For the first one, it helps to know that if $a,b$ are relatively prime then
any prime factor of $a^4+b^4$ is either $2$ or congruent to $1 \bmod 8$.
(This happens to be in my first published paper $-$ admittedly this
"publication" was the proceedings of a local high-school Math Fair...
$-$ and can proved similarly to one proof of the corresponding $1 \bmod 4$
result for $a^2+b^2$, by finding an $8$th root of unity $a/b \bmod p$.)
Since $n$ and $n+1$ are relatively prime and of opposite parity,
this means you need only check divisibility by $17$, $41$, $73$, etc.
For $n < 5$, the value of $n^4 + (n+1)^4$ is small enough that
the only candidate composite number is $17^2 = 289$, which you can
exclude by direct computation or otherwise (e.g. Fermat proved
that there's no solution of $a^4+b^4=c^2$ in positive integers;
or, the only Pythagorean triangle with hypotenuse $17$ has sides
$8$ and $15$). So $n=5$ is the first candidate, and the first

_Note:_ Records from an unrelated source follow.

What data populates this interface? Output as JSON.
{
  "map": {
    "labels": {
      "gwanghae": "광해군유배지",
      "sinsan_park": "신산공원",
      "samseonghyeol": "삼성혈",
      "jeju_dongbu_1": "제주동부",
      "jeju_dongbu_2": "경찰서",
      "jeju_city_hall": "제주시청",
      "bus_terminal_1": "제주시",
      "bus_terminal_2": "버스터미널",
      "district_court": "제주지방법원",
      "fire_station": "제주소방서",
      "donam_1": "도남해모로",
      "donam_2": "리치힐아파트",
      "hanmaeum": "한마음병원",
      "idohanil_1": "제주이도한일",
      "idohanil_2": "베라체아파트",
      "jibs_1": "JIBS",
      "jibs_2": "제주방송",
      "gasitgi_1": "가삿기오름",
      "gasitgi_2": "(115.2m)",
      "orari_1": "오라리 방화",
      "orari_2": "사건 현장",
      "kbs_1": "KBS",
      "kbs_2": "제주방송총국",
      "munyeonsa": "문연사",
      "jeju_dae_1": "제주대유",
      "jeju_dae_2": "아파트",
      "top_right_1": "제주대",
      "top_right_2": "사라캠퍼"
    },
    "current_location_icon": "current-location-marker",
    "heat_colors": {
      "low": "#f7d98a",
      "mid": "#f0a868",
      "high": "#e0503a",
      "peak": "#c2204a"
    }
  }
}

candidate prime factor actually divides $5^4 + 6^4 = 1921 = 17 \cdot 113$,
so we're done.